This article set out to explore some of the glaring inequalities evident in the Irish labour market spotlighted by Covid-19. A final, and perhaps most important, point needs to be raised regarding the global inequality, within and beyond the labour market, in access to C19 vaccination. Unlike other inequalities where the “haves” gain, at the expense of the “have-nots”, we are in danger of scoring a catastrophic “own goal” here.
“The COVID-19 pandemic has been a stark and painful reminder that nobody is safe until everyone is safe,” according to experts at the WHO calling for a global treaty for “pandemic preparedness and response”.—covid-19-shows-why-united-action-is-needed-for-more-robust-international-health-architecture
We cannot leave this responsibility to states and to governments. We have an individual and collective responsibility to act now.

NUI Galway recent launched the Global Galway Project, with a vision to create a university community where “everyone has a sense of belonging. Where we welcome the world in and go out into the world. Where we nurture global citizens. Where everyone has a place to thrive.” The initiative builds on, and contributes to, the university values of Respect, Openness, Sustainability and Excellence. Our University community is made up of students and staff from 122 countries. Let’s show our community spirit by acting on behalf of those deprived of access to vaccination.

The inequalities we describe persisted before the outbreak of Covid-19, but the pandemic has exacerbated them in ways that could not have been foreseen. We are now starting to witness the impacts.

The current public health crisis has demonstrated that orchestrating a coordinated response to alleviating inequality is possible where political will exists. We have also seen that radical action is not only possible, but socially desirable, when people are presented with robust scientific evidence.

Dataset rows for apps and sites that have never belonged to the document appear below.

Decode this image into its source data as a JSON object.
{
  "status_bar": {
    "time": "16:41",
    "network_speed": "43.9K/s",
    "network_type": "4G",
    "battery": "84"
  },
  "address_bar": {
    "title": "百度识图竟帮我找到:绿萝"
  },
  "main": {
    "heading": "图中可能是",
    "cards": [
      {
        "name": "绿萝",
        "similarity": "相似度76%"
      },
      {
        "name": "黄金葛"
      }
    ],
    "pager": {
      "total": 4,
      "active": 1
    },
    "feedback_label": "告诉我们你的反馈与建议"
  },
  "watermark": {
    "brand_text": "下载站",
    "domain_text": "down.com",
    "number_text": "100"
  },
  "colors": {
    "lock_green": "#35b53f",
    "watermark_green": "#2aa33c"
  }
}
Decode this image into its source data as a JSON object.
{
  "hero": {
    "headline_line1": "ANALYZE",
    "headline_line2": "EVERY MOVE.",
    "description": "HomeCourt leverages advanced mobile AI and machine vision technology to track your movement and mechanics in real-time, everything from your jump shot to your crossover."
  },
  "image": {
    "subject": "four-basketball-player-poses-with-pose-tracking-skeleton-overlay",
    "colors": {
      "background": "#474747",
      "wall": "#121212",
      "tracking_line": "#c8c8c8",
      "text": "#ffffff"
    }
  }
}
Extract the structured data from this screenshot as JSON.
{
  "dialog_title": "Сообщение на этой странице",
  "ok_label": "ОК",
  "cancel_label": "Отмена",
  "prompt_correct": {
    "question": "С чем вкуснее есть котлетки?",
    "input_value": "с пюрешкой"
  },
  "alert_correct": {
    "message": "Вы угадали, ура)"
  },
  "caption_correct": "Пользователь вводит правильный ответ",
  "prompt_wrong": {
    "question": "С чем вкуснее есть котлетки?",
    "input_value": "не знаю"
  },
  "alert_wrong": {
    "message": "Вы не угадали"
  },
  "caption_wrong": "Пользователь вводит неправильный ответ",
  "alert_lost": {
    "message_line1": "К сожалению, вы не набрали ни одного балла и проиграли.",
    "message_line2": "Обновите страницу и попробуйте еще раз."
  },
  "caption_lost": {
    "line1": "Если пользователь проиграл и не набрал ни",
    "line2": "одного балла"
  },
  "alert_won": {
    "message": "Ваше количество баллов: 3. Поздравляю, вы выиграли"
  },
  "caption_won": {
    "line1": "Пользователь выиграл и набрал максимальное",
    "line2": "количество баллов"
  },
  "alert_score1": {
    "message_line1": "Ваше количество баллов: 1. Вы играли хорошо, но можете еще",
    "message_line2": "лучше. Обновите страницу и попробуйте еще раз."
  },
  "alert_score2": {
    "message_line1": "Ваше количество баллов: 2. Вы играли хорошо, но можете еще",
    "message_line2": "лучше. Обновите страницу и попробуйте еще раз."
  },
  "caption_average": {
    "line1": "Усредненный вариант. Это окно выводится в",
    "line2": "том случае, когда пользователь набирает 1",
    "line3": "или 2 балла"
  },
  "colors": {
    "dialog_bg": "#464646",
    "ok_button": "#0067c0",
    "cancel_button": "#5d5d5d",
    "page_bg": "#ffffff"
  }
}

There has never been a better time to capitalise on the public demand for change. We believe that levels of inequality can be maintained, increased, resisted, or transformed.

Covid-19 presents us all with an opportunity to consider which course we choose. We need a national conversation around what we need to live well together, how we can reduce the consumption of wasteful or destructive goods and services, and how we can ensure a just transition for workers and businesses currently tied up in these activities.


0 / 5. Vote count: 0

Discover More
SDG Champion

Focal ón Uachtarán

Keep up to date on the latest from us straight to your inbox

Privacy policy